However, growth in the BRICs states will provide opportunities. Until now we have looked to those countries to outsource manufacturing and services. Those countries are also fast growing markets, powerhouses of research and development and increasingly they will be a source of investment for business in the UK.
There will also be opportunities here. We shall still need to save energy and protect the environment. There will be plenty of demand for innovation in energy conservation, renewables and, of course, the Internet as it continues to develop and expand. I reminded the audience that 1930s, the decade of the worst economic downturn in recent history, was also an age of innovation producing all sorts of important inventions from ballpoint pens and sellotape to jet engines and radar.
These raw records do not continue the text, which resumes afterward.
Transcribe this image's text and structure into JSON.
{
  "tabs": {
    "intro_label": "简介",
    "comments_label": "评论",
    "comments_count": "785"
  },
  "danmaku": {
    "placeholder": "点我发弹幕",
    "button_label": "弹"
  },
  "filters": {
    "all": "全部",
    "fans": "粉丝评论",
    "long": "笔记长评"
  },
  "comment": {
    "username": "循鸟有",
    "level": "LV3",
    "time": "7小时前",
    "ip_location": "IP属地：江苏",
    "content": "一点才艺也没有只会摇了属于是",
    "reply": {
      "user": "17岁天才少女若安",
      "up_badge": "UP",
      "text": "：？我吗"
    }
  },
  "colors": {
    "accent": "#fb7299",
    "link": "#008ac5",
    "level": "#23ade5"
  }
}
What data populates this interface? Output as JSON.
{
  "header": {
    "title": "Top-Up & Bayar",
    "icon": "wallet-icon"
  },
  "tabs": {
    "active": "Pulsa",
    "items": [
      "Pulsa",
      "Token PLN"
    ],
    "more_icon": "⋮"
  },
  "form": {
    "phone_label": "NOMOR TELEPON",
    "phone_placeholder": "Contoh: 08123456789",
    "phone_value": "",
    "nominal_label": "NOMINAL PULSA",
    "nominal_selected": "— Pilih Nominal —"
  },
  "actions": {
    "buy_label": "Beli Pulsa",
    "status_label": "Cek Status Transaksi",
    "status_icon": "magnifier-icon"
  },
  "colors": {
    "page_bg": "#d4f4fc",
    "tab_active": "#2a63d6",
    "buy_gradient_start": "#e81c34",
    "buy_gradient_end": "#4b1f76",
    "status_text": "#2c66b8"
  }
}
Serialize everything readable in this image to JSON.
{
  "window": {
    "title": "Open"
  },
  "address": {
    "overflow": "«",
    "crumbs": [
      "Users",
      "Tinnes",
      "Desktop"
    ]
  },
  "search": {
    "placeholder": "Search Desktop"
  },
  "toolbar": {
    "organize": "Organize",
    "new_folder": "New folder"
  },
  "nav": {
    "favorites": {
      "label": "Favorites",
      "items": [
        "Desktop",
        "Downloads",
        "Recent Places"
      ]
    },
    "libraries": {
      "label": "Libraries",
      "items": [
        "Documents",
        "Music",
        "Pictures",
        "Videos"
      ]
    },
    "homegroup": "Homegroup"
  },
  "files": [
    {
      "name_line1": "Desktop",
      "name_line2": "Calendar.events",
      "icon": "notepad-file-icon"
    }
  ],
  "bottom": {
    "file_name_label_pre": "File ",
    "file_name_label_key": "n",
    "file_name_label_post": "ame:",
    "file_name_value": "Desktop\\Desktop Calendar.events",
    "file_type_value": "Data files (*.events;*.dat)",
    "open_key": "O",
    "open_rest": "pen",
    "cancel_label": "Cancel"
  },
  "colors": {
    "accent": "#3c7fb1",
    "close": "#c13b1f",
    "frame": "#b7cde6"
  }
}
Economic difficulties are likely to make invention promoters that much more tempting. They are to be avoided like the plague. Stephen Nipper has started a discussion on what to do about these people on his blog ("Counseling (sic) Victims of Invention Promotion Companies" 15 Oct 2008).